This Christmas was cold! The thermometer said it was 0 degrees, and, with the wind, it was minus 20. That’s pretty cold and bites right down to the bone. We have bushes in front of our house and for some reason the whipping, swirling winds created a vortex that left a four-foot drift in front of our house. There’s a tree in the front, so the drift created a perfect wall between the tree and bushes. I looked around at other neighbors’ houses and saw that there was no snow on their drives, and it was easy for them to get out.
I shoveled the day before but to no avail, as the snow came back in spades. It’s as if Mother Nature was saying “Nice job shoveling out, how’s this hit ya?” We were determined to get out for Christmas to be with the ones we love, but the snow was heavy. Of course, being the first snow of the season, the snowblower wasn’t working. It was too high anyway, so we had no choice but to dig.
As I was digging, I metaphorically reflected on the obstacles from the year. Although we’ve come a long way in vaccinating the population, Covid is still very much a part of our lives. We are still feeling the effects of supply and demand deficits due to companies facing having to carry people due to the virus.
When I was in California, I paid over $5.75 for gas and, in some cases, it reached over $6.00. Inflation has created problems for many people, and we are facing a possible recession. Some businesses were closed at Christmas because of the lack of employees.
Every person is digging out of a problem daily. Some are facing financial difficulties and this vortex forces a wall of problems we may not have foreseen – depression, anxiety, uncertainty and the relationship problems that are caused as a result of these feelings. It can all spiral into a drift of antagonism testing our will to overcome. What we have done to build the muscle of determination makes all the difference in the world.
I pulled out my Dickens and read “A Christmas Carol” again this year. That story identifies with the challenges of life in potent ways. Scrooge is a man who has been made by his circumstances. His father holds him responsible for his mother’s death because she died giving life to him. This in turn creates a stigma that stays with him until he reaches despondent miserly status and becomes wrapped up in a warped point of view of the world. He is a survivalist who channels all energy into ensuring that he does not suffer from poverty.
Scrooge forms bad habits that are completely self-involved. He rationalizes and reasons it’s okay to lie and cheat in the name of survival because society has forced his hand. The end justifies the means and we do what we need to do.

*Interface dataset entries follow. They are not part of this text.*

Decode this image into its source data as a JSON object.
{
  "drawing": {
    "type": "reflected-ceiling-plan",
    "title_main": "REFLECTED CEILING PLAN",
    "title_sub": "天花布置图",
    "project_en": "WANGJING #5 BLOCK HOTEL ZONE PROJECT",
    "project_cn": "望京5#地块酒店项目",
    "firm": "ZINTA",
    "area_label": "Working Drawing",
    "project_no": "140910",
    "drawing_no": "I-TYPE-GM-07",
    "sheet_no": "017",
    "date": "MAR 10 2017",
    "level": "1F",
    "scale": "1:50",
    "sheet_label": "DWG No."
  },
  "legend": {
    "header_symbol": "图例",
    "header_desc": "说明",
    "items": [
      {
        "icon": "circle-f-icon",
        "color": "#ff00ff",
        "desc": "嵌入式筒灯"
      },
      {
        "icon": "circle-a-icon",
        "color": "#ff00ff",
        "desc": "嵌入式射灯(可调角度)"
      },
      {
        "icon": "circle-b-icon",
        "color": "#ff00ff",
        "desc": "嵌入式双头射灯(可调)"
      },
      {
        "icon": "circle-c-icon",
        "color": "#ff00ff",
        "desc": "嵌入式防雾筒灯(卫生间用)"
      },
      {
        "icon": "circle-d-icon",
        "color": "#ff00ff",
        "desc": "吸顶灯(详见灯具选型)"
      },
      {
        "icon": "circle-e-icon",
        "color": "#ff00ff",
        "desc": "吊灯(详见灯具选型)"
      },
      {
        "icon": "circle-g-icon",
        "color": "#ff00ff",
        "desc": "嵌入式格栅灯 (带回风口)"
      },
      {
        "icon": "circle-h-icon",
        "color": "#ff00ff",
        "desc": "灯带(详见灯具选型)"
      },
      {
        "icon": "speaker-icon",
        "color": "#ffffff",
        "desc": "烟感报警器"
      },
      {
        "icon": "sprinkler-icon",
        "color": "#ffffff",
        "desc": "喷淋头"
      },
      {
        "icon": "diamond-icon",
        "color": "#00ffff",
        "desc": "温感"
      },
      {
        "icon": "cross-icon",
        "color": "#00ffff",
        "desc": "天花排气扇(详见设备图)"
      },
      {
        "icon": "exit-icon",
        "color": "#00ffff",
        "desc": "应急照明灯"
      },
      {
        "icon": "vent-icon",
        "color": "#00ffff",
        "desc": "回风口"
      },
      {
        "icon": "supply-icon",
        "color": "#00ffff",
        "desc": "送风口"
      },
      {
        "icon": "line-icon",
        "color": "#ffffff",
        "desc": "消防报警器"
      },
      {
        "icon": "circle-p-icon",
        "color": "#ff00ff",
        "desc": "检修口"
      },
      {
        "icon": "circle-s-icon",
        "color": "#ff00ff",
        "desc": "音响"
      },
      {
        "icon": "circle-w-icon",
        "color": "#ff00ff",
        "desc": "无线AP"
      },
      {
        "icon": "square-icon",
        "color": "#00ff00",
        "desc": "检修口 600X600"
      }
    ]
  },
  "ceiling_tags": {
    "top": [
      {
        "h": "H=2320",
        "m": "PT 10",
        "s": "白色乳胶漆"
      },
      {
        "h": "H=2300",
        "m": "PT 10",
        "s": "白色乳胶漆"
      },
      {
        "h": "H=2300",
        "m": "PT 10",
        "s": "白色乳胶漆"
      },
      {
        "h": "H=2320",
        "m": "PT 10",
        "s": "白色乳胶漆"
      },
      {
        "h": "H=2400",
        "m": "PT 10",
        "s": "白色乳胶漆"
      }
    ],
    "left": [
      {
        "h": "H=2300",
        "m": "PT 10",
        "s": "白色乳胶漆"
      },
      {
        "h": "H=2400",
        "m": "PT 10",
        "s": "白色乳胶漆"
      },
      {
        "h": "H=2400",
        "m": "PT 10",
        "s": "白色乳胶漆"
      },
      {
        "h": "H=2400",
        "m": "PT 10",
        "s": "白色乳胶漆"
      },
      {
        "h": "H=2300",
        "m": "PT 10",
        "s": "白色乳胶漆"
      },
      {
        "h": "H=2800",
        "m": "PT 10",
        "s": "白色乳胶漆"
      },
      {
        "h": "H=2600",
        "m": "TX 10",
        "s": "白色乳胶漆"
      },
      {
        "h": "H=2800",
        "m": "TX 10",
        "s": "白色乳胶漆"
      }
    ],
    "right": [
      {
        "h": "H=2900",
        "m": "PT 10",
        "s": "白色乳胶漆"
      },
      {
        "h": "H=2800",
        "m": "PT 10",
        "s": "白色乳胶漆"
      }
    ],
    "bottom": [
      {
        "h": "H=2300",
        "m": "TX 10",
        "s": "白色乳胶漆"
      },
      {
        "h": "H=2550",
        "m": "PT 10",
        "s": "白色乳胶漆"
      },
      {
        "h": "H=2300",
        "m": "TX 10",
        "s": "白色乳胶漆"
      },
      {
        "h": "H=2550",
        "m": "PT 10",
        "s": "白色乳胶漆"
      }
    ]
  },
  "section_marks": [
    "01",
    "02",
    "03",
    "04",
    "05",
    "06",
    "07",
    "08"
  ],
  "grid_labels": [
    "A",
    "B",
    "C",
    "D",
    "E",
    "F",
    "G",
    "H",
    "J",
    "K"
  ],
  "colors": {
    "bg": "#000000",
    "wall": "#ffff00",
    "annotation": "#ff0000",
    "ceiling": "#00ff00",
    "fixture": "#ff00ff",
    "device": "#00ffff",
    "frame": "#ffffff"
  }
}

Sound familiar? It should. This is all too evident in our willingness to accept lies and deceit from our politicians who’ve acquired capitalist sensibilities. We see commentators supporting autocratic sensibilities and support the Russian effort against Ukrainians. Such thinking has created problems for our country.
“A Christmas Carol” is such a relatable story because we see this in the lives of those we know. As we look at the way our family and friends view the world, there are those of us who have reached Scrooge status and do not even realize it. We hold on tighter to what we own, we are unwilling to give more of ourselves because we don’t have it in us to give. The lie of the mind is created and when we hear a lie enough and tell ourselves enough lies they start to take root and grow in the foundations of our being.
Roy Cohn, Trump’s former lawyer, taught him “If you tell the lie enough times, people will believe them.” He famously said, “I don’t want to know what the law is, I want to know who the judge is.” In other words, play on the weakness of others and you can win at any cost.
A good New Year’s resolution would be to start fresh. Are we truly being honest with ourselves? Are we accepting the lies we’ve been fed because we’re too proud to admit that we may be wrong? Are we calling out the lies? Are we holding our officials accountable for the lies they’ve created or are we holding media outlets accountable? Or are we living in a Scrooge like trance denying truth and compromising our feelings in the name of survival?
We must remain determined to face these drifts that the world creates for us and dig our way out. We have to face them no matter what, so dig deep within and start being true. Cultivating a deep, abiding heart of honesty in the name of love is a good place to start, because if we’re really being honest with ourselves, we do what we do in the name of love and all roads lead to that truth.